START DATA TO PROCESS

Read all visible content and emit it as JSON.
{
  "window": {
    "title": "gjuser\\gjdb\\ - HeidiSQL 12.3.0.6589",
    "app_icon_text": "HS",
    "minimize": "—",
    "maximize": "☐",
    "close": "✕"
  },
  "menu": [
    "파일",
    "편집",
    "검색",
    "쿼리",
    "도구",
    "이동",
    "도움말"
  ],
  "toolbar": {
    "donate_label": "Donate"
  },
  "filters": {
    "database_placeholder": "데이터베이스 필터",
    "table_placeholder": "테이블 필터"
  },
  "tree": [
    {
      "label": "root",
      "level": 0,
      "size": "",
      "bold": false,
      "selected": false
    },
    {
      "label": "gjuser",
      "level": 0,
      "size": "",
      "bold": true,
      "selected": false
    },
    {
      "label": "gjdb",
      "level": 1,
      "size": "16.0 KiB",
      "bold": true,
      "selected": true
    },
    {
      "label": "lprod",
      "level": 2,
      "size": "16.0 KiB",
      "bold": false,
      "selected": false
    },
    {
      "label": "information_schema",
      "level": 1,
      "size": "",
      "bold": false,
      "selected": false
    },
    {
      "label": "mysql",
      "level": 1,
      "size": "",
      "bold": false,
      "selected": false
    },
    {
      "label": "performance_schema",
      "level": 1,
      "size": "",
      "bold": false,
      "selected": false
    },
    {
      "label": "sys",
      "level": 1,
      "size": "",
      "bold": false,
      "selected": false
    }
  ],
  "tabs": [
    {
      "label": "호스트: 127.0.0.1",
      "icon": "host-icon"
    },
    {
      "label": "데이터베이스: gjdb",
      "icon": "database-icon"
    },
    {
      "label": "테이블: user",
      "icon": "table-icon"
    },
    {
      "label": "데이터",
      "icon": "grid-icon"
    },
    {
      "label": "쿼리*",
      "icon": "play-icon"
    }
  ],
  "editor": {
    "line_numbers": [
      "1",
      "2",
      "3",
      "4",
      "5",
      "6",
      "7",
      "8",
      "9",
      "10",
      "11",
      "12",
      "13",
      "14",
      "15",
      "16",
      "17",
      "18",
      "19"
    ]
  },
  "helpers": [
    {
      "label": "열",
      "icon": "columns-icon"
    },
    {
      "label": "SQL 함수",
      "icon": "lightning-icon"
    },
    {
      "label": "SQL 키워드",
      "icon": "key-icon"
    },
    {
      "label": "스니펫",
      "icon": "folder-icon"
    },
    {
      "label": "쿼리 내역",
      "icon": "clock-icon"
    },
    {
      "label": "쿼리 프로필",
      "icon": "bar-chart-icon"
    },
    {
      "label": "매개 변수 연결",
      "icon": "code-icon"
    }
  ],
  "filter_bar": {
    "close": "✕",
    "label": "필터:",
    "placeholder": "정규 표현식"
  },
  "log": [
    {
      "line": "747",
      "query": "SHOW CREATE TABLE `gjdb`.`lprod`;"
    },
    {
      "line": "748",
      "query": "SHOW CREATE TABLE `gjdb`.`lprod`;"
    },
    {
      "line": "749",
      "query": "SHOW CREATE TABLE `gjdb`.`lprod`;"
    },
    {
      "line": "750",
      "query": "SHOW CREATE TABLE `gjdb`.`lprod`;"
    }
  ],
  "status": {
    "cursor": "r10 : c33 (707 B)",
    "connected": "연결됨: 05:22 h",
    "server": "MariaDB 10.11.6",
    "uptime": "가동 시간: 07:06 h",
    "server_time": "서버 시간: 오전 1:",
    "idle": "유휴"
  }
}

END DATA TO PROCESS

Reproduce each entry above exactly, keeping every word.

◆ RESULT OF THIS EXERCISE
Read all visible content and emit it as JSON.
{
  "window": {
    "title": "gjuser\\gjdb\\ - HeidiSQL 12.3.0.6589",
    "app_icon_text": "HS",
    "minimize": "—",
    "maximize": "☐",
    "close": "✕"
  },
  "menu": [
    "파일",
    "편집",
    "검색",
    "쿼리",
    "도구",
    "이동",
    "도움말"
  ],
  "toolbar": {
    "donate_label": "Donate"
  },
  "filters": {
    "database_placeholder": "데이터베이스 필터",
    "table_placeholder": "테이블 필터"
  },
  "tree": [
    {
      "label": "root",
      "level": 0,
      "size": "",
      "bold": false,
      "selected": false
    },
    {
      "label": "gjuser",
      "level": 0,
      "size": "",
      "bold": true,
      "selected": false
    },
    {
      "label": "gjdb",
      "level": 1,
      "size": "16.0 KiB",
      "bold": true,
      "selected": true
    },
    {
      "label": "lprod",
      "level": 2,
      "size": "16.0 KiB",
      "bold": false,
      "selected": false
    },
    {
      "label": "information_schema",
      "level": 1,
      "size": "",
      "bold": false,
      "selected": false
    },
    {
      "label": "mysql",
      "level": 1,
      "size": "",
      "bold": false,
      "selected": false
    },
    {
      "label": "performance_schema",
      "level": 1,
      "size": "",
      "bold": false,
      "selected": false
    },
    {
      "label": "sys",
      "level": 1,
      "size": "",
      "bold": false,
      "selected": false
    }
  ],
  "tabs": [
    {
      "label": "호스트: 127.0.0.1",
      "icon": "host-icon"
    },
    {
      "label": "데이터베이스: gjdb",
      "icon": "database-icon"
    },
    {
      "label": "테이블: user",
      "icon": "table-icon"
    },
    {
      "label": "데이터",
      "icon": "grid-icon"
    },
    {
      "label": "쿼리*",
      "icon": "play-icon"
    }
  ],
  "editor": {
    "line_numbers": [
      "1",
      "2",
      "3",
      "4",
      "5",
      "6",
      "7",
      "8",
      "9",
      "10",
      "11",
      "12",
      "13",
      "14",
      "15",
      "16",
      "17",
      "18",
      "19"
    ]
  },
  "helpers": [
    {
      "label": "열",
      "icon": "columns-icon"
    },
    {
      "label": "SQL 함수",
      "icon": "lightning-icon"
    },
    {
      "label": "SQL 키워드",
      "icon": "key-icon"
    },
    {
      "label": "스니펫",
      "icon": "folder-icon"
    },
    {
      "label": "쿼리 내역",
      "icon": "clock-icon"
    },
    {
      "label": "쿼리 프로필",
      "icon": "bar-chart-icon"
    },
    {
      "label": "매개 변수 연결",
      "icon": "code-icon"
    }
  ],
  "filter_bar": {
    "close": "✕",
    "label": "필터:",
    "placeholder": "정규 표현식"
  },
  "log": [
    {
      "line": "747",
      "query": "SHOW CREATE TABLE `gjdb`.`lprod`;"
    },
    {
      "line": "748",
      "query": "SHOW CREATE TABLE `gjdb`.`lprod`;"
    },
    {
      "line": "749",
      "query": "SHOW CREATE TABLE `gjdb`.`lprod`;"
    },
    {
      "line": "750",
      "query": "SHOW CREATE TABLE `gjdb`.`lprod`;"
    }
  ],
  "status": {
    "cursor": "r10 : c33 (707 B)",
    "connected": "연결됨: 05:22 h",
    "server": "MariaDB 10.11.6",
    "uptime": "가동 시간: 07:06 h",
    "server_time": "서버 시간: 오전 1:",
    "idle": "유휴"
  }
}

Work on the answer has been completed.